Physics is the scientific study of the fundamental principles governing the behavior of matter and the interaction of matter and energy. As the most fundamental of sciences, physics provides a foundation for other scientific fields. The Physics Department is unique because of the breadth of its faculty expertise and research and the relatively intimate size of Its classes above the introductory level.

Key Aspects of a Physics Degree

A degree in physics allows a student to develop very specific knowledge:

  • an understanding of the key laws of physics and how to apply them in various settings
  • an appreciation for the complementary roles that experiment and theory play in the intellectual development of the field

while strengthening more general skills:

  • a deep capacity for critical quantitative reasoning
  • the ability to formulate a scientific question or problem
  • the ability to communicate effectively

Teaching and Research Integration

There are 31 members of the physics faculty and about 100 graduate students in the department. Since we currently enroll about 15-20 new physics concentrators each year, the faculty-to-student ratio is quite high and opportunities for faculty interaction are abundant. All of the professors teach in addition to carrying out research programs, and all courses are taught by professors.

In our labs and seminars, you will find a lively mix of faculty, graduate students and undergraduates all working together with a common love of physics. There are many outstanding research opportunities at Brown at the forefront of the most important areas of physics.

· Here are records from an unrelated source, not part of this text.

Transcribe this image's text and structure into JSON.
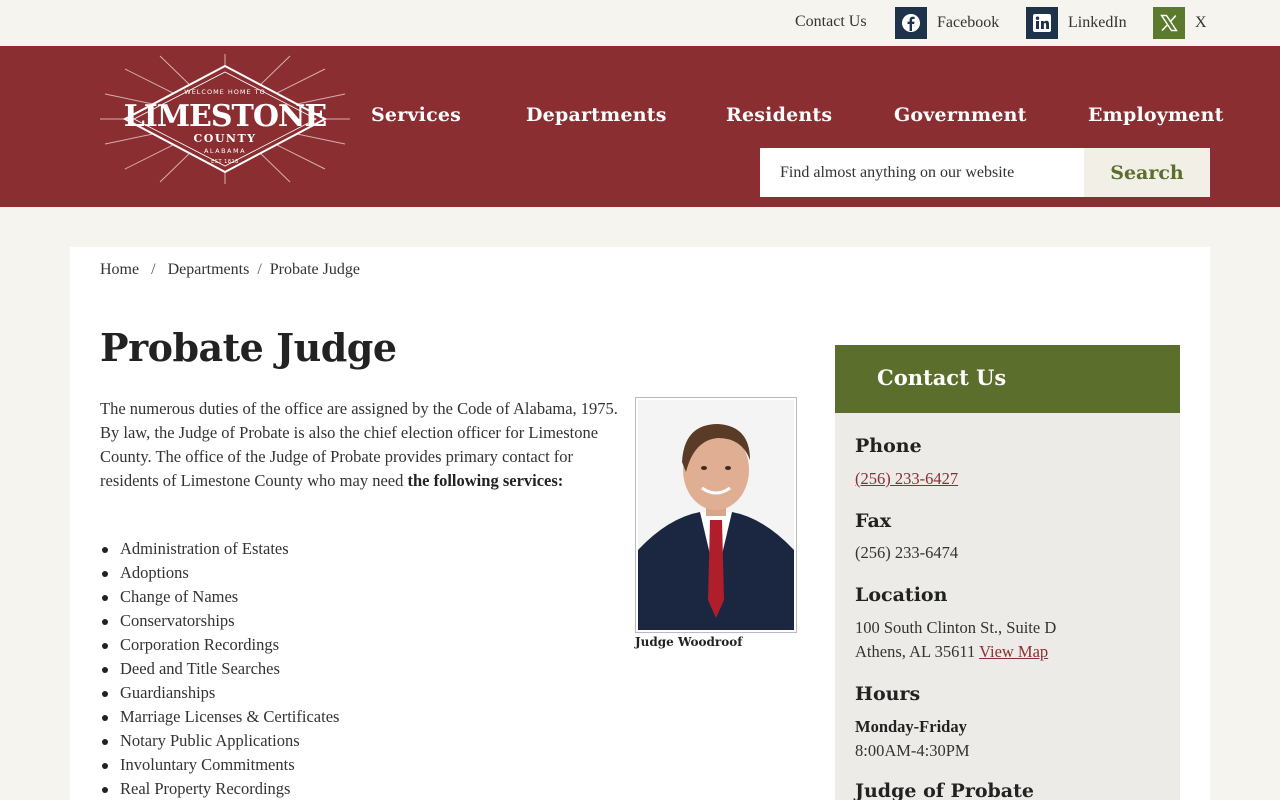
{
  "topbar": {
    "contact": "Contact Us",
    "facebook": "Facebook",
    "linkedin": "LinkedIn",
    "x": "X"
  },
  "logo": {
    "top": "WELCOME HOME TO",
    "name": "LIMESTONE",
    "county": "COUNTY",
    "state": "ALABAMA",
    "est": "EST 1818"
  },
  "nav": {
    "items": [
      "Services",
      "Departments",
      "Residents",
      "Government",
      "Employment"
    ]
  },
  "search": {
    "placeholder": "Find almost anything on our website",
    "button": "Search"
  },
  "breadcrumb": {
    "home": "Home",
    "departments": "Departments",
    "current": "Probate Judge",
    "separator": "/"
  },
  "main": {
    "title": "Probate Judge",
    "intro": "The numerous duties of the office are assigned by the Code of Alabama, 1975. By law, the Judge of Probate is also the chief election officer for Limestone County. The office of the Judge of Probate provides primary contact for residents of Limestone County who may need",
    "intro_bold": "the following services:",
    "services": [
      "Administration of Estates",
      "Adoptions",
      "Change of Names",
      "Conservatorships",
      "Corporation Recordings",
      "Deed and Title Searches",
      "Guardianships",
      "Marriage Licenses & Certificates",
      "Notary Public Applications",
      "Involuntary Commitments",
      "Real Property Recordings"
    ],
    "photo_caption": "Judge Woodroof"
  },
  "sidebar": {
    "title": "Contact Us",
    "phone_label": "Phone",
    "phone": "(256) 233-6427",
    "fax_label": "Fax",
    "fax": "(256) 233-6474",
    "location_label": "Location",
    "address1": "100 South Clinton St., Suite D",
    "address2": "Athens, AL 35611",
    "map_link": "View Map",
    "hours_label": "Hours",
    "hours_days": "Monday-Friday",
    "hours_time": "8:00AM-4:30PM",
    "judge_label": "Judge of Probate"
  },
  "colors": {
    "header": "#8b2e31",
    "accent_green": "#5c6e2c",
    "social_navy": "#1d3349",
    "background": "#f5f4ef"
  }
}
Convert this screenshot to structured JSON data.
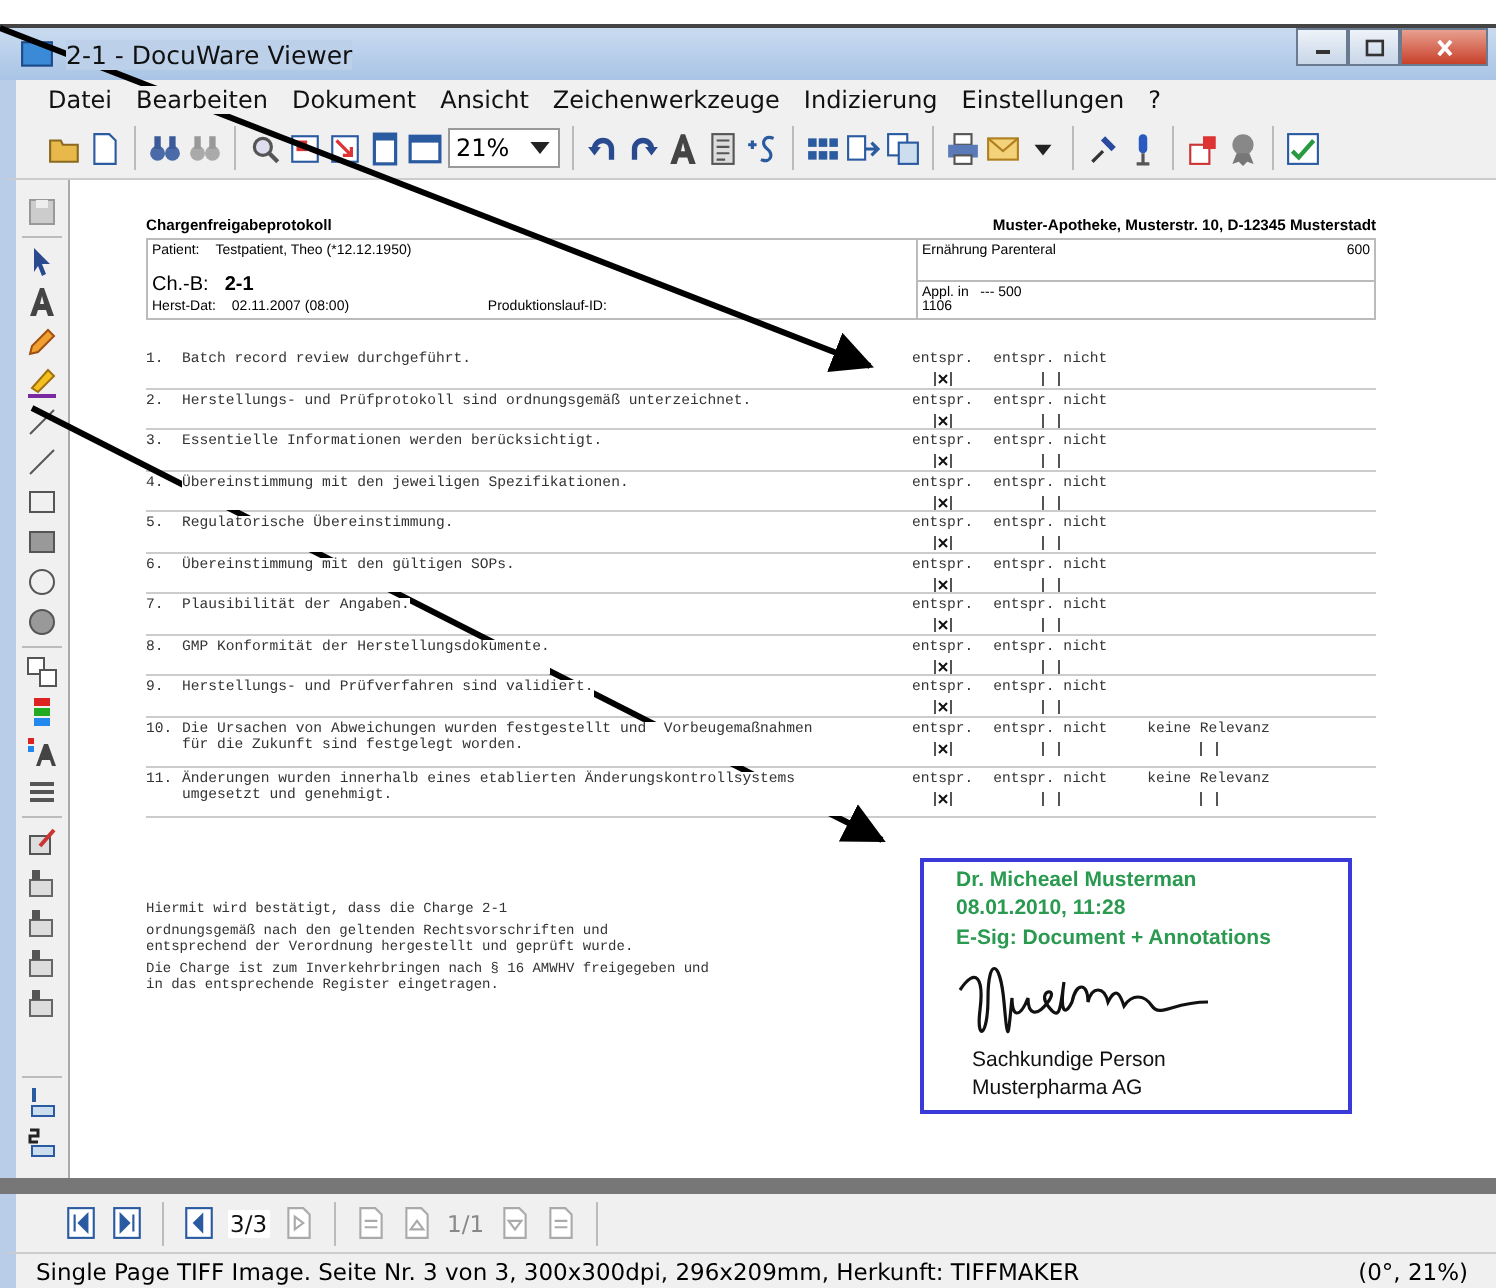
{
  "window": {
    "title": "2-1 - DocuWare Viewer"
  },
  "menu": [
    "Datei",
    "Bearbeiten",
    "Dokument",
    "Ansicht",
    "Zeichenwerkzeuge",
    "Indizierung",
    "Einstellungen",
    "?"
  ],
  "toolbar": {
    "zoom": "21%"
  },
  "document": {
    "title": "Chargenfreigabeprotokoll",
    "company": "Muster-Apotheke, Musterstr. 10, D-12345 Musterstadt",
    "header": {
      "patient_label": "Patient:",
      "patient": "Testpatient, Theo (*12.12.1950)",
      "batch_label": "Ch.-B:",
      "batch": "2-1",
      "date_label": "Herst-Dat:",
      "date": "02.11.2007 (08:00)",
      "run_label": "Produktionslauf-ID:",
      "product": "Ernährung Parenteral",
      "product_value": "600",
      "application": "Appl. in   --- 500",
      "id": "1106"
    },
    "items": [
      {
        "number": "1.",
        "text": "Batch record review durchgeführt.",
        "options": [
          {
            "label": "entspr.",
            "checked": true
          },
          {
            "label": "entspr. nicht",
            "checked": false
          }
        ]
      },
      {
        "number": "2.",
        "text": "Herstellungs- und Prüfprotokoll sind ordnungsgemäß unterzeichnet.",
        "options": [
          {
            "label": "entspr.",
            "checked": true
          },
          {
            "label": "entspr. nicht",
            "checked": false
          }
        ]
      },
      {
        "number": "3.",
        "text": "Essentielle Informationen werden berücksichtigt.",
        "options": [
          {
            "label": "entspr.",
            "checked": true
          },
          {
            "label": "entspr. nicht",
            "checked": false
          }
        ]
      },
      {
        "number": "4.",
        "text": "Übereinstimmung mit den jeweiligen Spezifikationen.",
        "options": [
          {
            "label": "entspr.",
            "checked": true
          },
          {
            "label": "entspr. nicht",
            "checked": false
          }
        ]
      },
      {
        "number": "5.",
        "text": "Regulatorische Übereinstimmung.",
        "options": [
          {
            "label": "entspr.",
            "checked": true
          },
          {
            "label": "entspr. nicht",
            "checked": false
          }
        ]
      },
      {
        "number": "6.",
        "text": "Übereinstimmung mit den gültigen SOPs.",
        "options": [
          {
            "label": "entspr.",
            "checked": true
          },
          {
            "label": "entspr. nicht",
            "checked": false
          }
        ]
      },
      {
        "number": "7.",
        "text": "Plausibilität der Angaben.",
        "options": [
          {
            "label": "entspr.",
            "checked": true
          },
          {
            "label": "entspr. nicht",
            "checked": false
          }
        ]
      },
      {
        "number": "8.",
        "text": "GMP Konformität der Herstellungsdokumente.",
        "options": [
          {
            "label": "entspr.",
            "checked": true
          },
          {
            "label": "entspr. nicht",
            "checked": false
          }
        ]
      },
      {
        "number": "9.",
        "text": "Herstellungs- und Prüfverfahren sind validiert.",
        "options": [
          {
            "label": "entspr.",
            "checked": true
          },
          {
            "label": "entspr. nicht",
            "checked": false
          }
        ]
      },
      {
        "number": "10.",
        "text": "Die Ursachen von Abweichungen wurden festgestellt und  Vorbeugemaßnahmen für die Zukunft sind festgelegt worden.",
        "options": [
          {
            "label": "entspr.",
            "checked": true
          },
          {
            "label": "entspr. nicht",
            "checked": false
          },
          {
            "label": "keine Relevanz",
            "checked": false
          }
        ]
      },
      {
        "number": "11.",
        "text": "Änderungen wurden innerhalb eines etablierten Änderungskontrollsystems umgesetzt und genehmigt.",
        "options": [
          {
            "label": "entspr.",
            "checked": true
          },
          {
            "label": "entspr. nicht",
            "checked": false
          },
          {
            "label": "keine Relevanz",
            "checked": false
          }
        ]
      }
    ],
    "confirmation": [
      "Hiermit wird bestätigt, dass die Charge  2-1",
      "ordnungsgemäß nach den geltenden Rechtsvorschriften und entsprechend der Verordnung hergestellt und geprüft wurde.",
      "Die Charge ist zum Inverkehrbringen nach § 16 AMWHV freigegeben und in das entsprechende Register eingetragen."
    ],
    "signature": {
      "name": "Dr. Micheael Musterman",
      "timestamp": "08.01.2010, 11:28",
      "esig": "E-Sig: Document + Annotations",
      "role": "Sachkundige Person",
      "company": "Musterpharma AG"
    }
  },
  "navigation": {
    "document_pages": "3/3",
    "pages": "1/1"
  },
  "status_bar": {
    "text": "Single Page TIFF Image. Seite Nr. 3 von 3, 300x300dpi, 296x209mm, Herkunft: TIFFMAKER",
    "zoom": "(0°, 21%)"
  }
}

Contact the Physics Concentration Advisor or the Student Affairs Manager for additional information and answers to your questions about the concentration:

Undergraduate Concentration Advisor

Student Affairs Manager

Life After Brown

Physics provides an excellent basis for many areas of continued study (including applied mathematics, astronomy, biophysics, computer science, engineering, neuroscience and materials science) and preparation for work in a wide variety of fields (such as business and finance, industrial research, law, product development, medicine and entrepreneurship).

About two-thirds of our seniors go on to graduate study in physics or related fields at leading graduate schools, and the rest are employed by industry, consulting or financial firms, start-ups, NGOs and government. 

Visit the American Institute of Physics for more information about employment opportunities and compensation in physics.